We also got the bill for the medivac helicopter along with their form that asks "Do You Have Insurance ‘cause If You Don’t It’s Gonna Take You The Next 2 Years To Pay This Off". Just under $10K. Well, I had thought it would be more. And we do have insurance that claims it will pay for chopper rides, even if the Heart Drain-O had begun to work as you were being lifted on board. So far, BD’s heart attack is costing $7,546.90 an hour.
I’m not complaining about this. Heck. I would have dumped every penny in the bank into their coffers, in exchange for my precious BD. I’m not even sure I think it’s too expensive. I am not sure, period. I’m just fascinated by Big Bills because we’ve never had a big bill before. BD built the house (with his own hammer and saw) and bought so many things at auctions and salvage yards, back in the days before they became pricier than Home Depot or Lowes. It took him 3.5 years to finish the house and we paid cash for so many chunks of it. By the time we closed the building note, the mortgage was only $7,000 - the price of a new car. That is the biggest financial obligation we’ve ever had to come up with. College for LD was a little more than that per year but was broken up by semesters and mitigated by some scholarship $.
So - it will be interesting to see what the big stuff cost. 2 days in Critical Care, surgery, tests. Somehow I feel pretty carefree about it all. As bad as it was - it was not what I’d call Really Bad. It was not Long Term Years-0-Bad. I would call this Ordinary Bad.
And speaking of Model Patient Golden Boy BD - he fell for my doctored lean ground beef hamburgers. Yes! The trick? Some cracker crumbs and fresh garlic mixed in with the meat. Sort of meat loaf burgers. My complaint about the really lean stuff is that it’s so durn dry, but the cracker crumbs made the texture smoother and the garlic - well - garlic improves any meat. He was really cheerful about this dinner and I was really proud. This man has always been a joy to cook for anyway, but his cooperation now is so appreciated. He could be making this awful and instead, he’s ready to be pleased.
I have to chime in with C - I have fallen under the spell of Crazy Aunt Purl. She captures exactly how I feel about the magic of the blog - that fabulous opportunity to talk endlessly, should you desire, about Self - in 3rd person, in 1st person - any way you please. If I had another son I might try to set something up.
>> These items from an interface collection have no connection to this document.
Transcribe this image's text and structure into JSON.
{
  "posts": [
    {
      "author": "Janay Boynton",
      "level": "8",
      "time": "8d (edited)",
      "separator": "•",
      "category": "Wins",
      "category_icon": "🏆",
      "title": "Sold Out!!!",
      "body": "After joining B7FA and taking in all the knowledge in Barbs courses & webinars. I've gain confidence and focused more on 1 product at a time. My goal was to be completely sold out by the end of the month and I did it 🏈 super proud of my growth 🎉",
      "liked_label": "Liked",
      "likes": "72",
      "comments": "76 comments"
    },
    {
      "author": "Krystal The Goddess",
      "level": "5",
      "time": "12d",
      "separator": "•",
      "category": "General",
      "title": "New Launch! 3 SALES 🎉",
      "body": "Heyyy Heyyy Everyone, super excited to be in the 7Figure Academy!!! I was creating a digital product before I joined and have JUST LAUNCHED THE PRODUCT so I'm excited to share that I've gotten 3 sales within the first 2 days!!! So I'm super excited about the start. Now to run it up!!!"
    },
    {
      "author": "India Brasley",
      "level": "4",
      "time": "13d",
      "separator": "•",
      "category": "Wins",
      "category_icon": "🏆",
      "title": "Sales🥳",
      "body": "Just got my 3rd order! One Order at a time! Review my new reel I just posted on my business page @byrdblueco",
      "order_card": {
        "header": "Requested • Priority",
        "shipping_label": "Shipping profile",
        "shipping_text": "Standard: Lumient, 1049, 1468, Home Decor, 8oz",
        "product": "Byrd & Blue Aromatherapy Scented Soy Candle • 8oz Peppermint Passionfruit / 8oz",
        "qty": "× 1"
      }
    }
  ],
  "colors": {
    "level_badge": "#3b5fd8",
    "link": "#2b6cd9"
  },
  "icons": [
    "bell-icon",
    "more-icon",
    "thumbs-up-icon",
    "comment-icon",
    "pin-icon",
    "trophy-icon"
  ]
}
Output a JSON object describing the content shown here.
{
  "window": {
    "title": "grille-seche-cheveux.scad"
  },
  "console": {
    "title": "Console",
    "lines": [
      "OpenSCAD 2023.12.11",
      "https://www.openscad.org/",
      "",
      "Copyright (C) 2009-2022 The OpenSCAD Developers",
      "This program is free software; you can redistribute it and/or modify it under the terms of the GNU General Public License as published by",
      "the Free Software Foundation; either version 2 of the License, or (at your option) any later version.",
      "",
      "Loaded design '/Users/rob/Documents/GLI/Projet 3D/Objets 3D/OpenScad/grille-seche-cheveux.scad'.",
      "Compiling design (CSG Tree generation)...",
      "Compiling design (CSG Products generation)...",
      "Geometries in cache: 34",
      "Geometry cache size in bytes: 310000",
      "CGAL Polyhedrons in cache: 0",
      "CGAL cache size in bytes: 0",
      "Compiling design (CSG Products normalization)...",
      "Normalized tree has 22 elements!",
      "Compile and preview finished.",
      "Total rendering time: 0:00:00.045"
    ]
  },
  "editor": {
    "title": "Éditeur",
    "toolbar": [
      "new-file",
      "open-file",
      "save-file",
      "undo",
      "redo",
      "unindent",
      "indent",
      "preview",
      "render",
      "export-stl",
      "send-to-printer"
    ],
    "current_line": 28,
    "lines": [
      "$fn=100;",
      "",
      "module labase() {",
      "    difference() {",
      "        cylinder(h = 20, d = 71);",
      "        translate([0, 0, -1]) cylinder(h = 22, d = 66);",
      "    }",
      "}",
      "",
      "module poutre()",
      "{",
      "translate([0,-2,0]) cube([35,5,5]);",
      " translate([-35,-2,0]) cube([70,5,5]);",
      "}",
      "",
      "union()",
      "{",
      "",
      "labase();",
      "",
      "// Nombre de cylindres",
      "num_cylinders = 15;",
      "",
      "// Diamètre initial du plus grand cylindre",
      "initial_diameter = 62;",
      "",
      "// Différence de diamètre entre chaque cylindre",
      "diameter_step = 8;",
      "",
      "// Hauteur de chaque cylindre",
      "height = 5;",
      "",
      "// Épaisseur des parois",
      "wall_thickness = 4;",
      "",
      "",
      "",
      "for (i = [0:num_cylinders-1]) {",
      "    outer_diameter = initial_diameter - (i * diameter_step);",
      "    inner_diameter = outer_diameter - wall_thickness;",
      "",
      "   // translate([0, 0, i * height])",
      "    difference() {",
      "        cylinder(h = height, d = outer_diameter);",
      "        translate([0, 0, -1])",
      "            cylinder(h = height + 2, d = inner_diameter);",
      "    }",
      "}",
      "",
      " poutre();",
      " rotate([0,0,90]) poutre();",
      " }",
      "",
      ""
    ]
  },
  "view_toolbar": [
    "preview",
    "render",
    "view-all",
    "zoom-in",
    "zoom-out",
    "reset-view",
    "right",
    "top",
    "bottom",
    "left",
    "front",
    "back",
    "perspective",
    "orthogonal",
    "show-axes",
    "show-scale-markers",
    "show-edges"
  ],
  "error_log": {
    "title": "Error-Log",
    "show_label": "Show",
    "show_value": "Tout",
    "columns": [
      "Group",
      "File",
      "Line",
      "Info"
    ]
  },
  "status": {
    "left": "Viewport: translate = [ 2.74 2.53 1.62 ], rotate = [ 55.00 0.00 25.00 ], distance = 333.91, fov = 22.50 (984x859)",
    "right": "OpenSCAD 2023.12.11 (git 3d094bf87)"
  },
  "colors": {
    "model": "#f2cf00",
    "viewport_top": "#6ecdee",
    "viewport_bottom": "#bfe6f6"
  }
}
And so - A Sunday of Nothings lies ahead. Sweet nothings. Silky slippery sheets and coffee nothings. Knitterly nothings. Nobody needs to worry about a thing nothings. posted by Bess | 8:42 AM